After an extended time without food — typically 48 hours or more — your body enters a state called ketosis, where it starts breaking down stored fat for energy.
Does fasting flush toxins? Here's where things get murky.
Some people go on special fast diets — drinking just juice or eating just cabbage soup, for example — hoping to rid the body of chemicals and pollutants accumulated from food, the environment and everyday life.
"There is no scientific evidence it will detox the body. The issue of fasting to cleanse the body has no biological basis because the body is real good at that by itself," Madelyn Fernstrom, Ph.D., CNS, founder and director of the University of Pittsburgh Medical Center's Weight Loss Management Center, told WebMD. "The liver is a natural detox center; the lungs, the colon, the kidneys, [the lymph glands] and the skin get rid of toxins."

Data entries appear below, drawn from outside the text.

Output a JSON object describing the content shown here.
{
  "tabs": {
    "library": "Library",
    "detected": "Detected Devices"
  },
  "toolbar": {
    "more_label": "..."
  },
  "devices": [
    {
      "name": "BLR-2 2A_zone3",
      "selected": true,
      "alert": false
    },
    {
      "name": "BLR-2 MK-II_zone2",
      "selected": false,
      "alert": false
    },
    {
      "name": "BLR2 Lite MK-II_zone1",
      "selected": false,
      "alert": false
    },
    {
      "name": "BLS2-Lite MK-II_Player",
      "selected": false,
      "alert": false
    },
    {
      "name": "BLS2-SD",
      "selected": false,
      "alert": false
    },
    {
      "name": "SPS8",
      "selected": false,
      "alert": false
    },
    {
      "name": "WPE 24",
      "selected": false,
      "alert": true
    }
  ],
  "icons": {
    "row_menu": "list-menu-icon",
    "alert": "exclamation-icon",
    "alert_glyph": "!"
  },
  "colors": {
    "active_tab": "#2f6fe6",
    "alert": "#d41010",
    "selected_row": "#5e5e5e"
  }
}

Fasting typically doesn't mean having to abstain from all food and drink. Whether for religious, spiritual or health reasons, people typically fast by limiting their food to certain hours or types or by cutting back dramatically on their overall food intake.
There are several types of "intermittent fasting" diets that have been popular recently.
5:2 diet — People on this fasting diet fast for two non-consecutive days and then eat whatever they want for the remaining five days a week.
Alternate day fasting — This is an every-other-day diet where you eat what you want one day, then fast (about 500-600 calories) the next day.
8-hour diet — Here, you eat in any 8-hour window during the day and then fast for the remaining 16 hours. It's sometimes referred to as the 16:8 diet.
Should fasting be used for weight loss?
When fasting can be dangerous is when it is used as a weight loss tool, says Melinda Johnson, MS, RDN, clinical assistant professor at Arizona State University and president of the Arizona Academy of Nutrition and Dietetics.
"Many people who practice fasting are doing it to lose weight, and this type of weight loss behavior is linked to problems, such as a lower body image, lower self esteem, and a poor relationship with food," says Johnson.
"I particularly worry when fasting is done by someone who is already chronically dieting or highly focused on their appearance, because research shows that it can be further damaging to the person's well-being. However, when people fast for other reasons — such as for a religious holiday — there does not seem to be that psychological damage, and it is not unsafe."
The largest study conducted on intermittent fasting shows that while this method of fasting can help people lose weight, it's not as effective in the long term compared to a traditional calorie restriction diet. Scientists from the German Cancer Research Center and Heidelberg University Hospital examined 150 overweight and obese participants and found that both dieting methods were effective for better health overall. However, a calorie restriction diet was better in terms of keeping weight off for many years.
But another study published in Nutrition and Healthy Aging points to a specific use of fasting that might work better for some people. Researchers put 23 obese volunteers on a 16:8 fasting diet where they ate between 10 a.m. and 6 p.m. and drank only water the rest of the time. After 12 weeks, the fasting volunteers lost about 3% of their body weight and their blood pressure dropped.
"The take-home message from this study is that there are options for weight loss that do not include calorie counting or eliminating certain foods," said study co-author Krista Varady, associate professor of kinesiology and nutrition in the University of Illinois at Chicago College of Applied Health Sciences, in a statement.
"The 16:8 diet is another tool for weight loss that we now have preliminary scientific evidence to support. When it comes to weight loss, people need to find what works for them because even small amounts of success can lead to improvements in metabolic health."
Editor's note: This story was written in June 2015 and has been updated with new information.